Massachusetts Gov. Charlie Baker (R) signed into law on August 8, 2016, a pay equity bill that is the first in the nation to prohibit employers from inquiring about an applicant’s salary history. Since women have historically been paid less than men, supporters of the bill emphasized that the practice of asking for a salary history perpetuates a cycle of lower salaries for women. The bill was unanimously approved by both the Massachusetts House and Senate.
In Massachusetts, women are currently paid about 82 cents for every dollar earned by men. The law attempts to narrow this gap by requiring men and women to be paid equally for comparable work. Legitimate reasons may cause pay differences, however, including seniority, geographic location, experience, education, and training. The law also prohibits employers from penalizing employees who discuss their salaries with peers—a practice that has been prohibited by New York and California as well.
While the new law prohibits employers from inquiring about prospective workers’ salary histories, a candidate may still voluntarily offer such information. Employers must wait until they extend a former offer, including compensation, to inquire about salary history.
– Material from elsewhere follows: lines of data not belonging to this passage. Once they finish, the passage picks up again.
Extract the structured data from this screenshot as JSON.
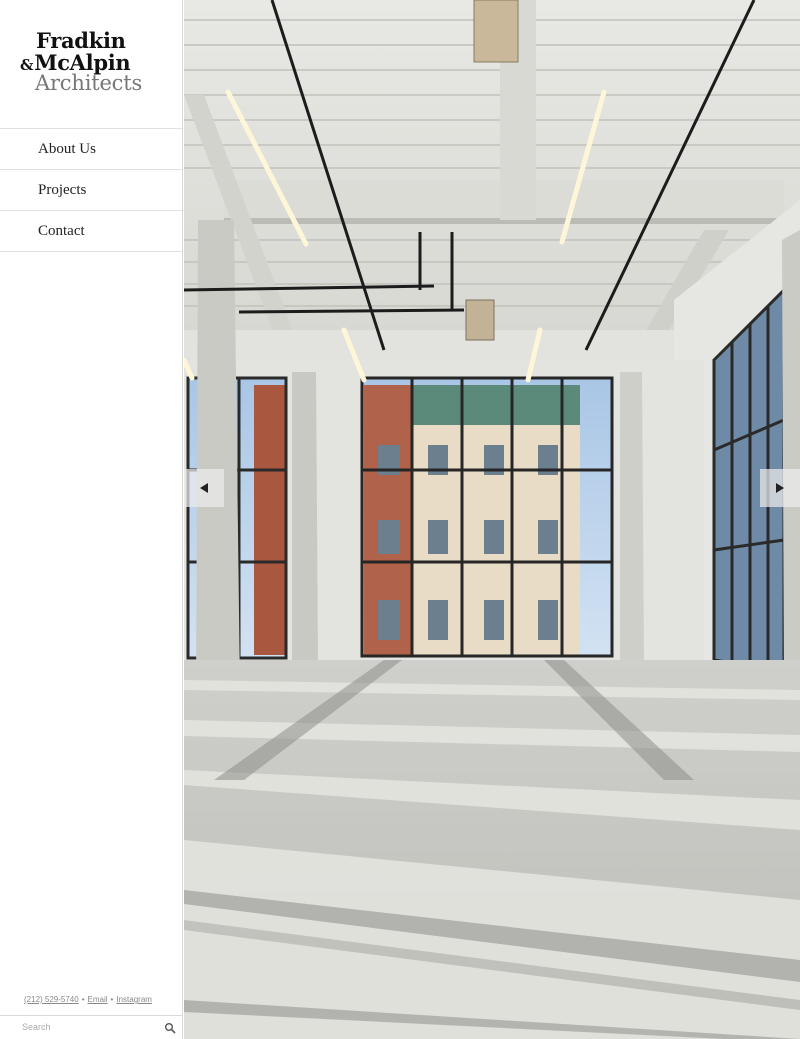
{
  "brand": {
    "line1": "Fradkin",
    "amp": "&",
    "line2": "McAlpin",
    "line3": "Architects"
  },
  "nav": {
    "items": [
      {
        "label": "About Us"
      },
      {
        "label": "Projects"
      },
      {
        "label": "Contact"
      }
    ]
  },
  "footer": {
    "phone": "(212) 529-5740",
    "separator": "•",
    "email": "Email",
    "instagram": "Instagram"
  },
  "search": {
    "placeholder": "Search",
    "icon": "search-icon"
  },
  "slideshow": {
    "prev_icon": "triangle-left-icon",
    "next_icon": "triangle-right-icon"
  }
}
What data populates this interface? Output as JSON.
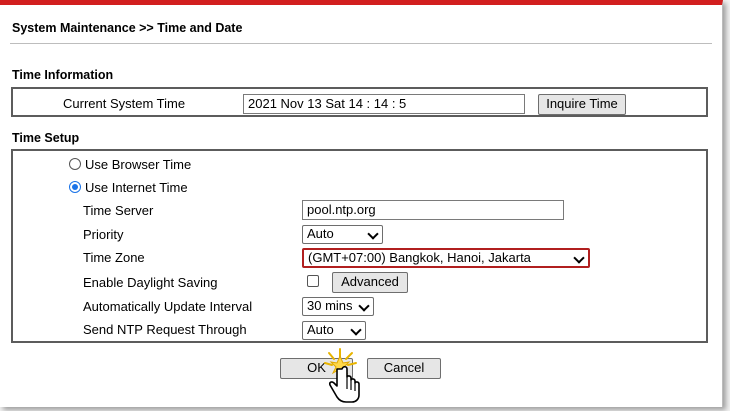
{
  "breadcrumb": "System Maintenance >> Time and Date",
  "time_information": {
    "title": "Time Information",
    "current_time_label": "Current System Time",
    "current_time_value": "2021 Nov 13 Sat 14 : 14 : 5",
    "inquire_button": "Inquire Time"
  },
  "time_setup": {
    "title": "Time Setup",
    "use_browser_time": "Use Browser Time",
    "use_internet_time": "Use Internet Time",
    "selected_mode": "internet",
    "time_server_label": "Time Server",
    "time_server_value": "pool.ntp.org",
    "priority_label": "Priority",
    "priority_value": "Auto",
    "time_zone_label": "Time Zone",
    "time_zone_value": "(GMT+07:00) Bangkok, Hanoi, Jakarta",
    "daylight_label": "Enable Daylight Saving",
    "advanced_button": "Advanced",
    "update_interval_label": "Automatically Update Interval",
    "update_interval_value": "30 mins",
    "ntp_through_label": "Send NTP Request Through",
    "ntp_through_value": "Auto"
  },
  "actions": {
    "ok": "OK",
    "cancel": "Cancel"
  },
  "colors": {
    "accent_red": "#d21f1f",
    "timezone_border": "#b11f1f",
    "radio_blue": "#1a73e8"
  }
}
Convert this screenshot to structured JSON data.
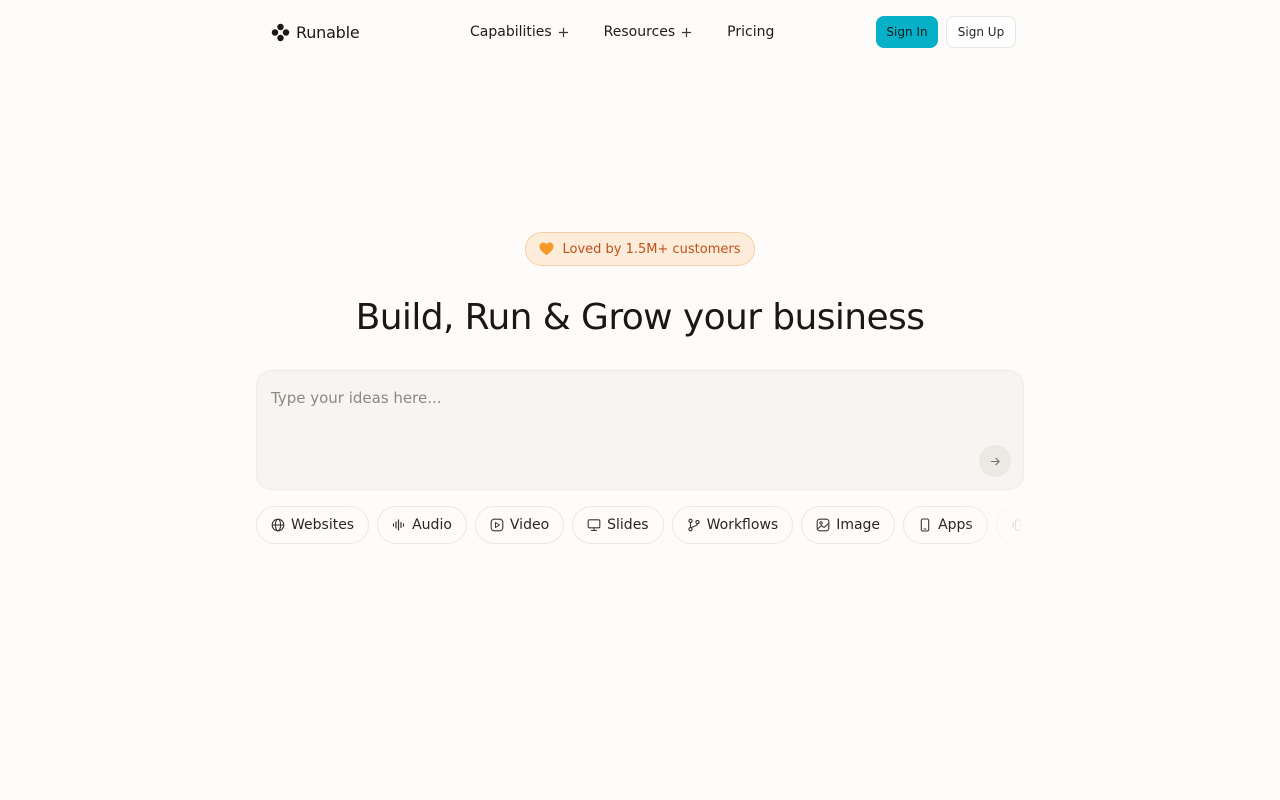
{
  "brand": {
    "name": "Runable",
    "accent_color": "#06b0c7"
  },
  "nav": {
    "items": [
      {
        "label": "Capabilities",
        "has_plus": true
      },
      {
        "label": "Resources",
        "has_plus": true
      },
      {
        "label": "Pricing",
        "has_plus": false
      }
    ]
  },
  "auth": {
    "sign_in_label": "Sign In",
    "sign_up_label": "Sign Up"
  },
  "hero": {
    "badge_icon": "orange-heart-icon",
    "badge_text": "Loved by 1.5M+ customers",
    "badge_text_color": "#c4501a",
    "headline": "Build, Run & Grow your business"
  },
  "prompt": {
    "value": "",
    "placeholder": "Type your ideas here...",
    "send_icon": "arrow-right-icon"
  },
  "chips": [
    {
      "label": "Websites",
      "icon": "globe-icon"
    },
    {
      "label": "Audio",
      "icon": "audio-wave-icon"
    },
    {
      "label": "Video",
      "icon": "video-play-icon"
    },
    {
      "label": "Slides",
      "icon": "presentation-icon"
    },
    {
      "label": "Workflows",
      "icon": "branch-icon"
    },
    {
      "label": "Image",
      "icon": "image-icon"
    },
    {
      "label": "Apps",
      "icon": "phone-icon"
    },
    {
      "label": "C",
      "icon": "vibrate-icon"
    }
  ]
}
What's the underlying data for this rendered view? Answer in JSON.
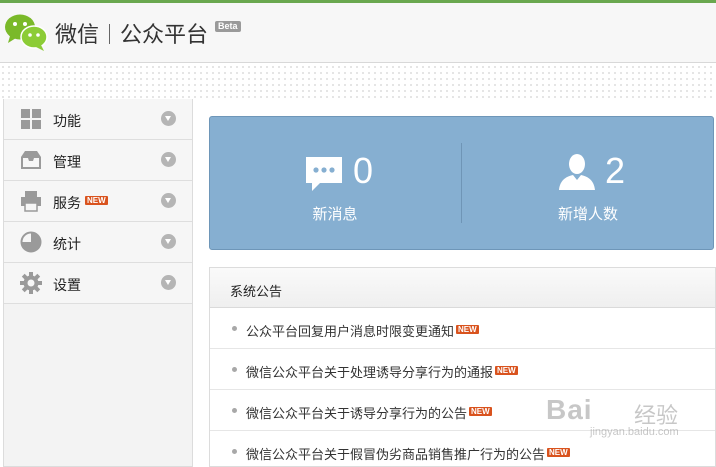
{
  "header": {
    "brand_name": "微信",
    "brand_product": "公众平台",
    "beta_label": "Beta"
  },
  "sidebar": {
    "items": [
      {
        "label": "功能",
        "icon": "grid-icon"
      },
      {
        "label": "管理",
        "icon": "inbox-icon"
      },
      {
        "label": "服务",
        "icon": "printer-icon",
        "badge": "NEW"
      },
      {
        "label": "统计",
        "icon": "pie-chart-icon"
      },
      {
        "label": "设置",
        "icon": "gear-icon"
      }
    ]
  },
  "stats": {
    "messages": {
      "value": "0",
      "label": "新消息",
      "icon": "chat-bubble-icon"
    },
    "new_users": {
      "value": "2",
      "label": "新增人数",
      "icon": "user-icon"
    }
  },
  "notice": {
    "title": "系统公告",
    "items": [
      {
        "text": "公众平台回复用户消息时限变更通知",
        "badge": "NEW"
      },
      {
        "text": "微信公众平台关于处理诱导分享行为的通报",
        "badge": "NEW"
      },
      {
        "text": "微信公众平台关于诱导分享行为的公告",
        "badge": "NEW"
      },
      {
        "text": "微信公众平台关于假冒伪劣商品销售推广行为的公告",
        "badge": "NEW"
      }
    ]
  },
  "watermark": {
    "brand": "Bai",
    "cn": "经验",
    "url": "jingyan.baidu.com"
  },
  "colors": {
    "accent_green": "#6aa84f",
    "stats_blue": "#86afd1",
    "new_badge": "#d9531e"
  }
}
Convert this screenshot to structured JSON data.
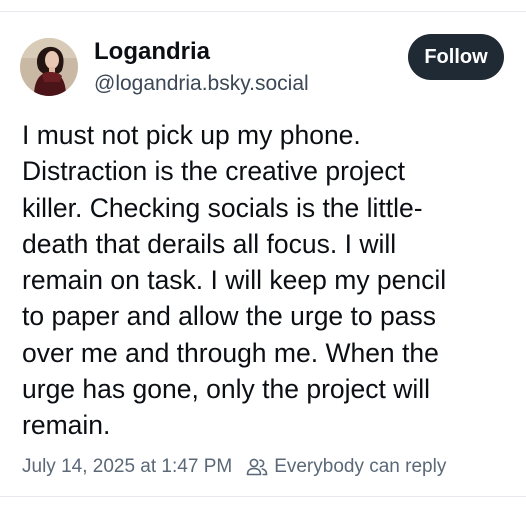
{
  "post": {
    "author": {
      "display_name": "Logandria",
      "handle": "@logandria.bsky.social"
    },
    "follow_label": "Follow",
    "text_lines": [
      "I must not pick up my phone.",
      "Distraction is the creative project",
      "killer. Checking socials is the little-",
      "death that derails all focus. I will",
      "remain on task. I will keep my pencil",
      "to paper and allow the urge to pass",
      "over me and through me. When the",
      "urge has gone, only the project will",
      "remain."
    ],
    "timestamp": "July 14, 2025 at 1:47 PM",
    "reply_setting": "Everybody can reply",
    "icons": {
      "avatar": "avatar",
      "reply_setting": "people-icon"
    }
  },
  "colors": {
    "follow_button_bg": "#202a35",
    "handle_text": "#3c4856",
    "meta_text": "#5b6877"
  }
}
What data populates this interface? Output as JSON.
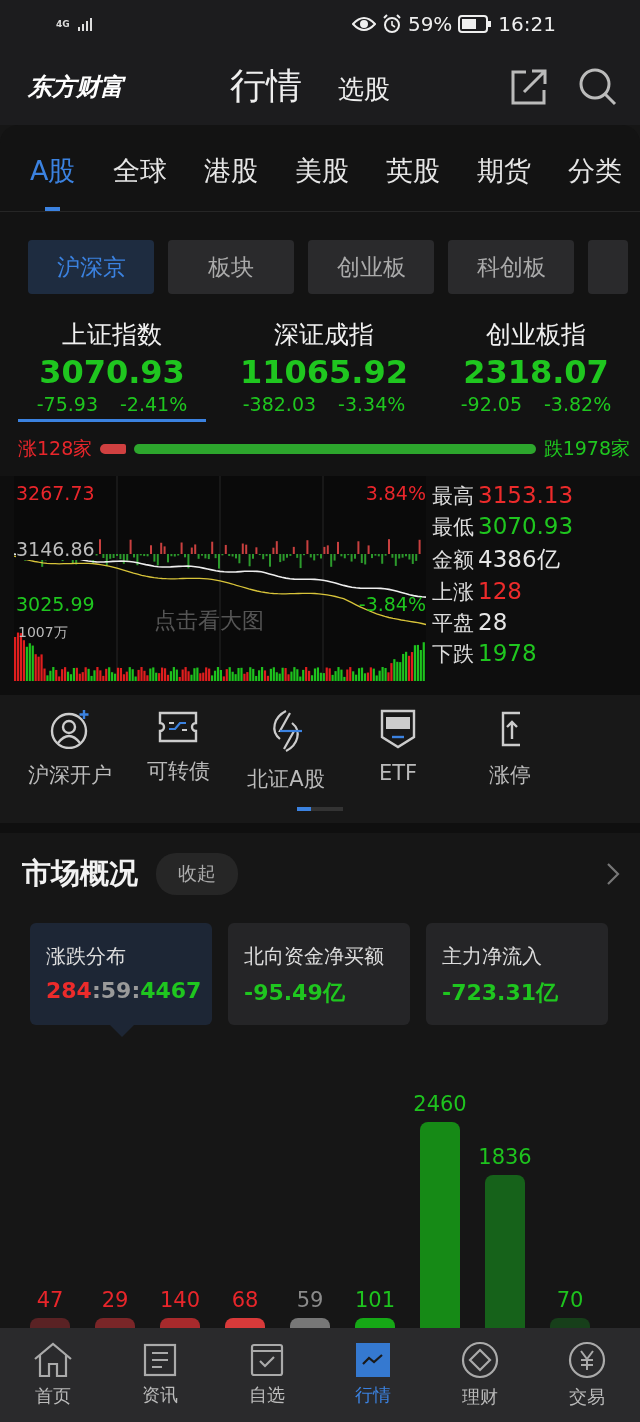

Additionally, employers are prohibited from reducing salaries to comply with the law.
The law takes effect on July 1, 2018. To view the full text of the law, please click here.